Further work to understand the data from an intersectional point of view is underway to provide an insight into hidden gaps, such as those that can exist between gender and ethnicity.

While the data sets included in this report for both gender and ethnicity vary slightly in headcount, nevertheless it is still a fruitful exercise and will help to direct future resources aimed at closing existing pay gaps and enable the University to remain vigilant of developing issues.

Intersectional median hourly pay gap rates, 2021

Ethnicity Male Hourly Pay Female Hourly Pay
White £18.59 £15.92
Black £20.28 £14.65
Asian £18.57 £17.45
Mixed Race £19.12 £16.10
Arab £20.69 £9.32
Other £20.97 £15.45
Unknown £25.96 £13.85

The total headcount for ethnicity is lower than gender because of an absence of data collection from the Student Employment Agency.

The median hourly rate of pay for all males is higher than that of all females, regardless of its intersection with ethnicity. This picture is consistent with our understanding of the current gender pay gap data.

There is variance in the hourly rates between gender and ethnicity when examined through each collected ethnic identity. However, due to the small sample sizes, the data should be viewed with caution at this stage.

For example, there is a significant difference in the hourly rate of pay between male staff who identify as Arab and female staff who identify with the same ethnicity. However, the distribution of Arab staff through the pay quartiles (between the lowest and highest) relates to a total of seven staff who identify as Arab.

As the University increases the diversity of its staff base, the intersectional pay gap data will become more beneficial.

Intersectional distribution of gender and ethnicity by pay quartiles, 2021

Quartile 1 Quartile 2 Quartile 3 Quartile 4
White 82% 80% 88% 90%
Female 89% 88% 89% 91%
BAME Male 17% 20% 12% 9%
BAME Female 10% 12% 11% 10%

When considering pay quartiles through the intersectional lens of gender and ethnicity, it is noted that people who identify as white are disproportionately over-represented in each quartile.

In quartile one, there is a higher percentage of BAME males who work in the lowest-paid roles compared to BAME females.

In quartile four, the highest-paid roles, there is equal occupancy of BAME males and BAME females.

When compared with the general population where there is a larger ethnicity pay gap for males than there is for females, the University appears to be following a pattern.

Similarly, within the general population, the hourly median pay gap between people who identify as white and people who identify with a minority ethnic background has continued to narrow.
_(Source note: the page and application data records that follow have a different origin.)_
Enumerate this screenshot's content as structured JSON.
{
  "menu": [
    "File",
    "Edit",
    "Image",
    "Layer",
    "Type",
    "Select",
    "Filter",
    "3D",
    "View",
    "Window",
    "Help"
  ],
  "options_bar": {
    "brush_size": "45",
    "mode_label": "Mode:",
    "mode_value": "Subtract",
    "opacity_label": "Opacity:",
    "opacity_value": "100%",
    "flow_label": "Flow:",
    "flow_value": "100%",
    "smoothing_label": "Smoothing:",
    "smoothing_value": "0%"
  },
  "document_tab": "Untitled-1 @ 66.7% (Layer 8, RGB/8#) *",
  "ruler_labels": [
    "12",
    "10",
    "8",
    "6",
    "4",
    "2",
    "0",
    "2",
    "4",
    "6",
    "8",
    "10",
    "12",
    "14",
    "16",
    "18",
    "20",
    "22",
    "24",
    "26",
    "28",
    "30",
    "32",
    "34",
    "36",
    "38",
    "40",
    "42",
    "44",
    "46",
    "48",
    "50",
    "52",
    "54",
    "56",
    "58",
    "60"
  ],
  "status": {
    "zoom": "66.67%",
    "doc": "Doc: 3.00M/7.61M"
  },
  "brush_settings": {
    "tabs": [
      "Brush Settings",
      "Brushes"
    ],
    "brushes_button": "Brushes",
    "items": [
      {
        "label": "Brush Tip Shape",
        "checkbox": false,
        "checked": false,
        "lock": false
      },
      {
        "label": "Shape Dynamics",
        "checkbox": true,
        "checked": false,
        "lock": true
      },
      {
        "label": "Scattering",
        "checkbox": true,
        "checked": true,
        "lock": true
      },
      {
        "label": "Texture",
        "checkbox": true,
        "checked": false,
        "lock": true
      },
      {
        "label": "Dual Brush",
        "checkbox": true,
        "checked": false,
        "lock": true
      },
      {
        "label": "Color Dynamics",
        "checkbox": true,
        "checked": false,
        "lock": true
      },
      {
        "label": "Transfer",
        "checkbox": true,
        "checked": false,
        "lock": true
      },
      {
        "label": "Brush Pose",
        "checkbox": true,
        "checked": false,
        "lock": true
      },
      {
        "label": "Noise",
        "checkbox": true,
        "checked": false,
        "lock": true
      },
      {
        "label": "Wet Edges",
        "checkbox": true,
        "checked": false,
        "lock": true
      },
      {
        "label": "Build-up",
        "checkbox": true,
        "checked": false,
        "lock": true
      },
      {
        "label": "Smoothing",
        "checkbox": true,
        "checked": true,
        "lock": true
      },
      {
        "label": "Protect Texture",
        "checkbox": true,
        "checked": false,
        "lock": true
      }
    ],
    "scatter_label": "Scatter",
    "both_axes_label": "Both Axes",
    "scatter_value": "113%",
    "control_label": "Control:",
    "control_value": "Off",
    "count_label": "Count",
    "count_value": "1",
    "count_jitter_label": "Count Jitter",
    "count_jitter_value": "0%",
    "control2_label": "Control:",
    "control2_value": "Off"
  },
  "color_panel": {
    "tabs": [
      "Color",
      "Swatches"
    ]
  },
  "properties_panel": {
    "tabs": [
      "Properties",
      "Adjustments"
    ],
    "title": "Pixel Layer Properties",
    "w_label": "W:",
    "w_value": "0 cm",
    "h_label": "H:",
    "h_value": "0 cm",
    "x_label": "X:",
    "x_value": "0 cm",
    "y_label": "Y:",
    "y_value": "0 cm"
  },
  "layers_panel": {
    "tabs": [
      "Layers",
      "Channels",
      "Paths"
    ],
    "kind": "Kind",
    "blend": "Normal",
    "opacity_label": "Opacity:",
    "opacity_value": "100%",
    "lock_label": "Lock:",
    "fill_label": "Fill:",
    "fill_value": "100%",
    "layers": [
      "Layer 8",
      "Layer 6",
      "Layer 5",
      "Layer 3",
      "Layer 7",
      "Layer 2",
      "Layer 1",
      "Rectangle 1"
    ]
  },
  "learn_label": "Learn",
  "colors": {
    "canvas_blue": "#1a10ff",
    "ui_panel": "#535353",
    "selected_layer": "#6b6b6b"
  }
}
The University’s commitment to race equity through the Race Equality Charter will ensure that career progression and leadership remain a high priority.